Rare baby monkey triplets are rescued after being abandoned by mother

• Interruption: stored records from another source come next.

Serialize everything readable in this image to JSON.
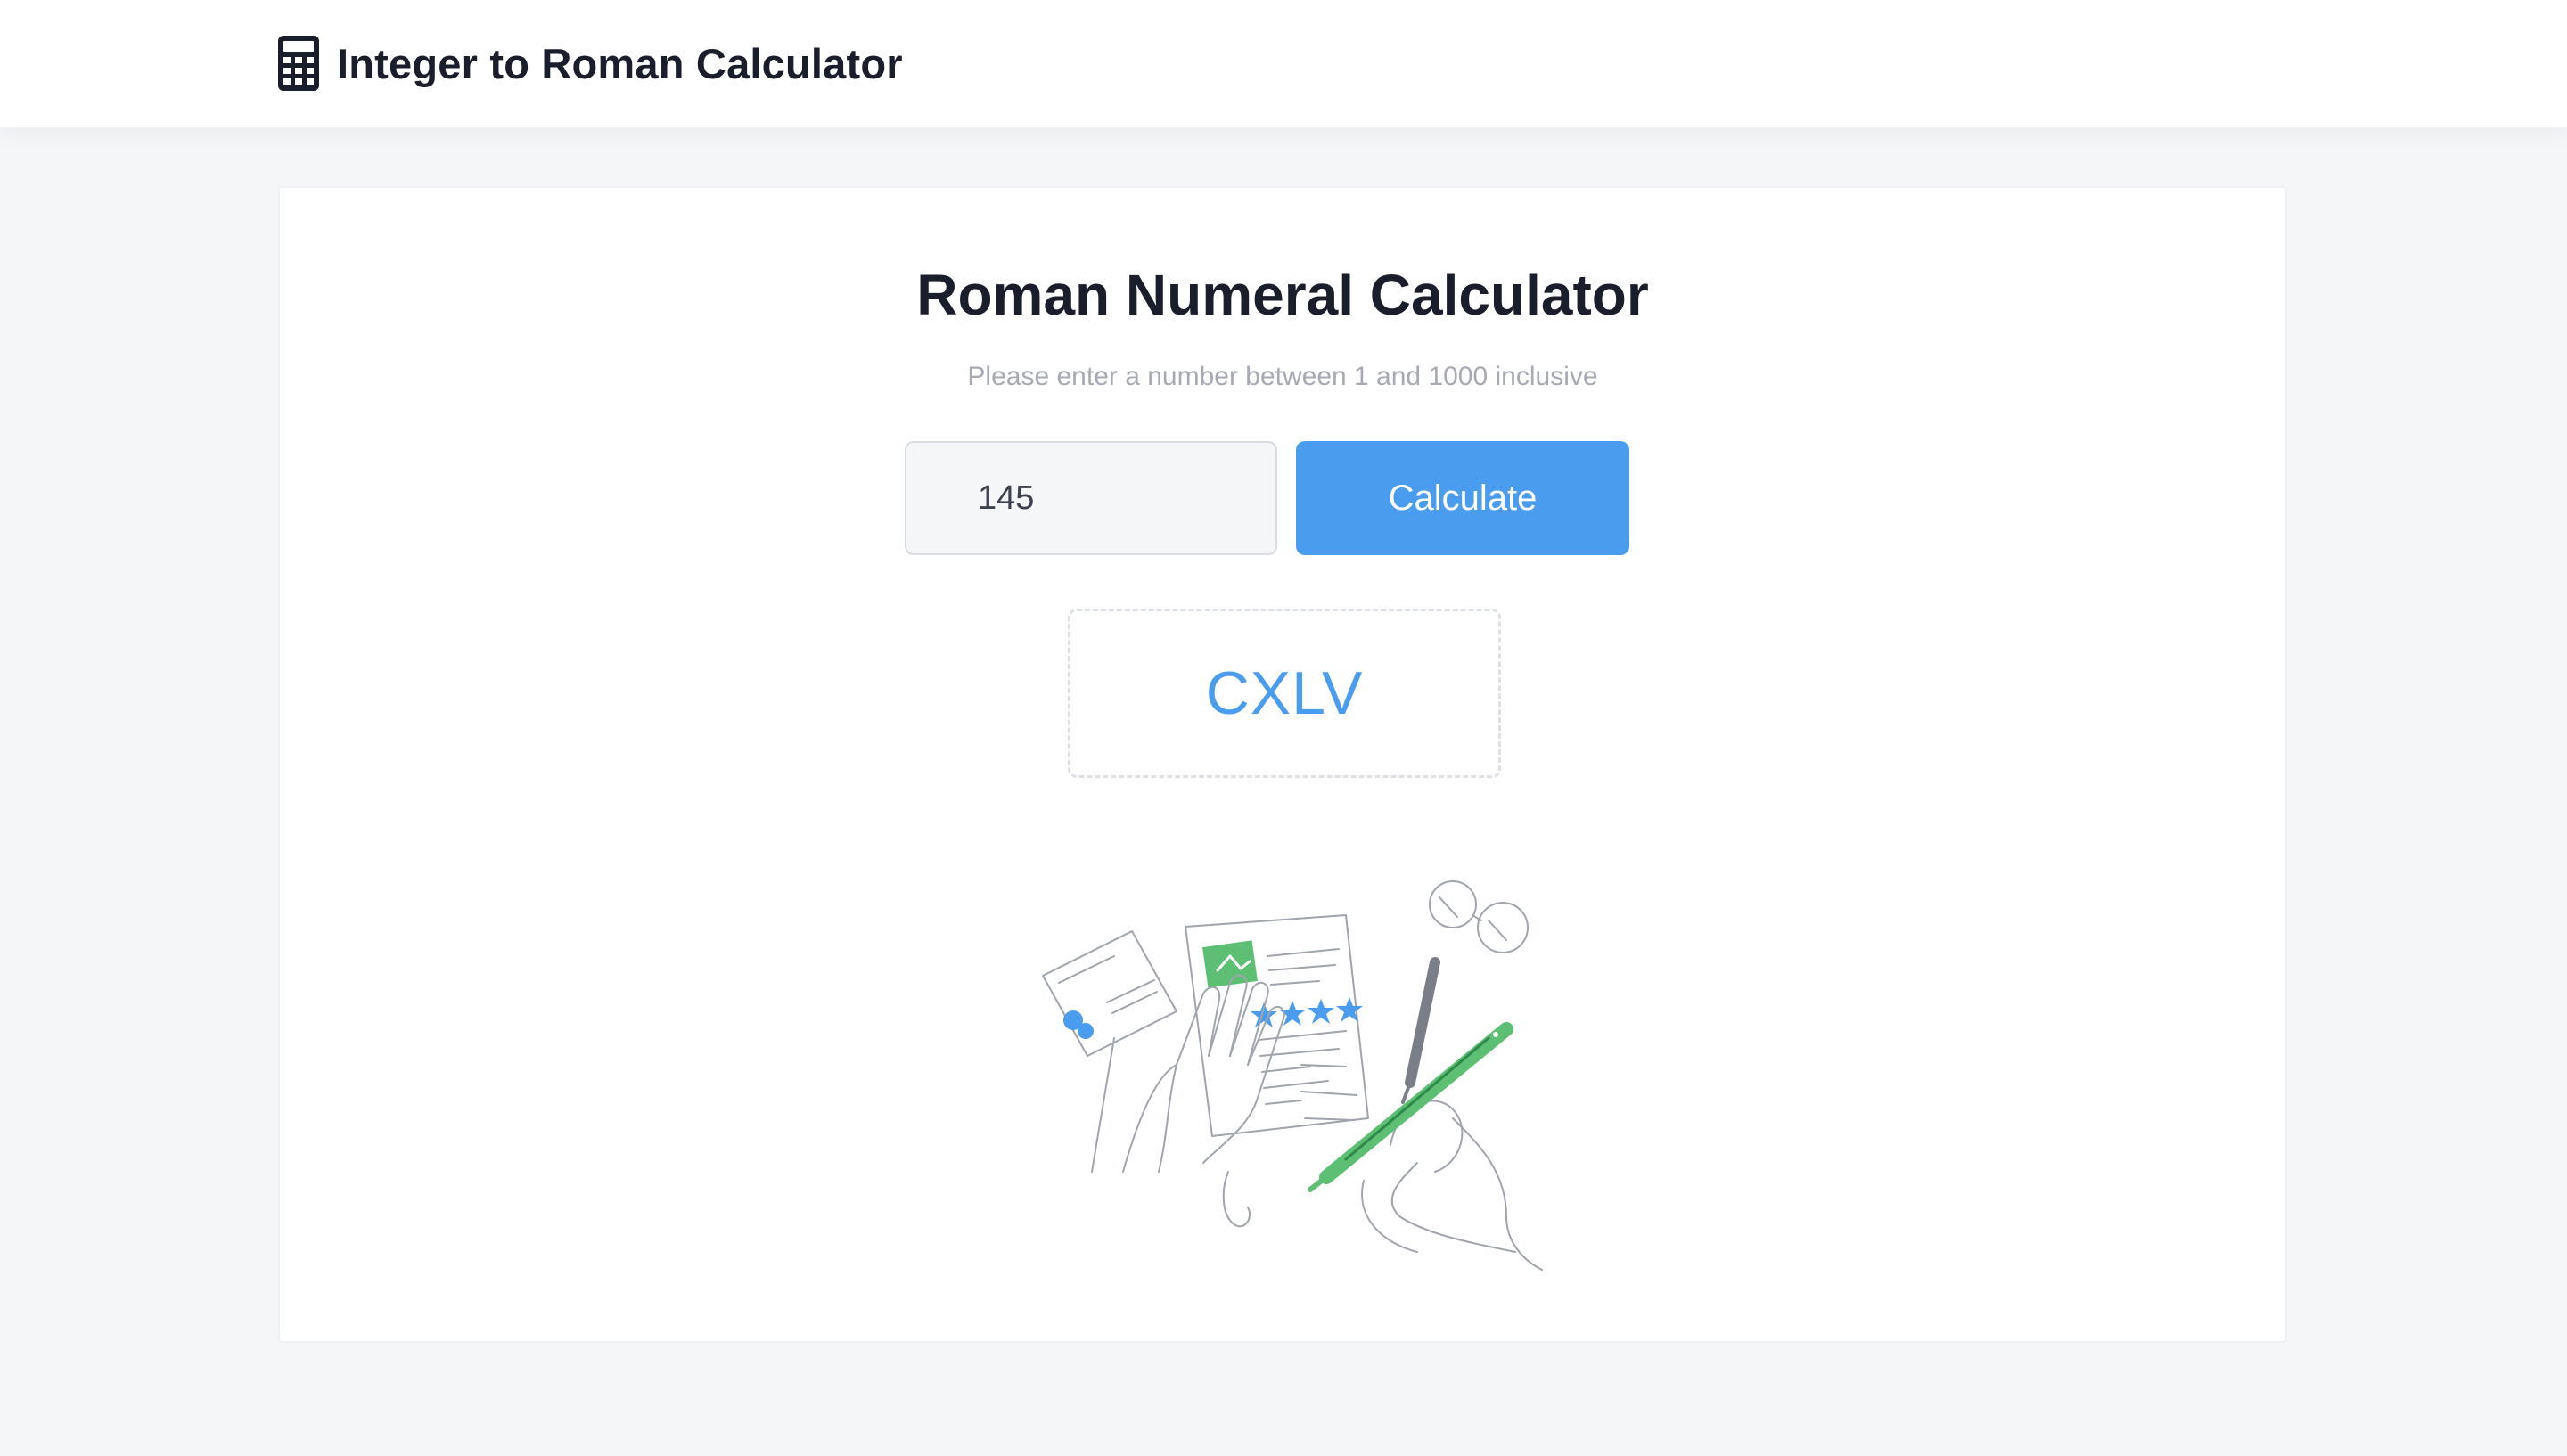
{
  "header": {
    "title": "Integer to Roman Calculator",
    "icon": "calculator-icon"
  },
  "main": {
    "title": "Roman Numeral Calculator",
    "hint": "Please enter a number between 1 and 1000 inclusive",
    "input": {
      "value": "145",
      "placeholder": ""
    },
    "button_label": "Calculate",
    "result": "CXLV",
    "illustration": "document-review-illustration"
  },
  "colors": {
    "accent": "#4a9cee",
    "illustration_green": "#5cbf74",
    "page_background": "#f5f6f8",
    "text_dark": "#1a1d2b",
    "hint_text": "#a7aab4"
  }
}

Three rare baby monkey triplets abandoned by their mother were rescued after being found on the edge of a building. One of the triplets was dangling from the awning with its placenta attached to the other monkeys – the only thing preventing it from falling from the hotel in Lopburi province, Thailand on March 10. A passing schoolgirl noticed the little primates and wondered why the newborns were alone. She alerted nearby shopkeeper Somkuan Saosila, 49, who monitored the animals with neighbours in case their mother returned but an hour had passed and the babies were still on their own. Somkuan worried that they could fall from the 10ft-high ledge as the babies move about while they sleep so several neighbours rescued the monkeys. One woman took a long stick to pull the animals while another held a basket right below them in case they fell. The two good Samaritans had difficulty grabbing the babies from the ledge using only the stick so they borrowed a ladder from one of the shops. After almost half an hour, the triplets were rescued and rushed to a veterinary clinic where they were cleaned and fed with milk formula. The vet who is now nursing them back to health, Jutamas Suphanam, said the baby monkeys were uninjured aside from dehydration as they had not eaten for several hours since being born. She said: ‘They were very fragile as they had not eaten since the mother gave birth but we gave them medicine and food to gain strength and grow up healthy.’ The baby monkeys were all females weighing between 350 to 400 grams and were named Jane, Noon and Bow after a pop Thai girl group band ‘Super Valentine.’ The animal doctor added that triplet monkeys are extremely rare and the mother could have been in a lot of pain giving birth, which lead to her being expelled from the troop before abandoning the babies. She said: ‘Triplet monkeys are rare. Their mother could have made a loud noise due to labour pains and was expelled by fellow monkeys which could be why she ended up giving birth on the hotel then leaving them there.’ The baby monkeys will have to be nurtured for at least 60 days before they are allowed to move on their own. It will take up to a year before they can be released. Jutamas said she will take care of the triplets until they are ready to be released back to the wild as she had a dream the day before about adopting baby girls. She said: ‘It’s amazing that the dream came true. I’m willing to raise these girls and I’ll give them a wonderful life.’ Lopburi, around 95 miles north of the capital Bangkok, has a large population of wild monkeys that roam the streets and buildings. Locals believe they are lucky and pay respect to them with a festival every year.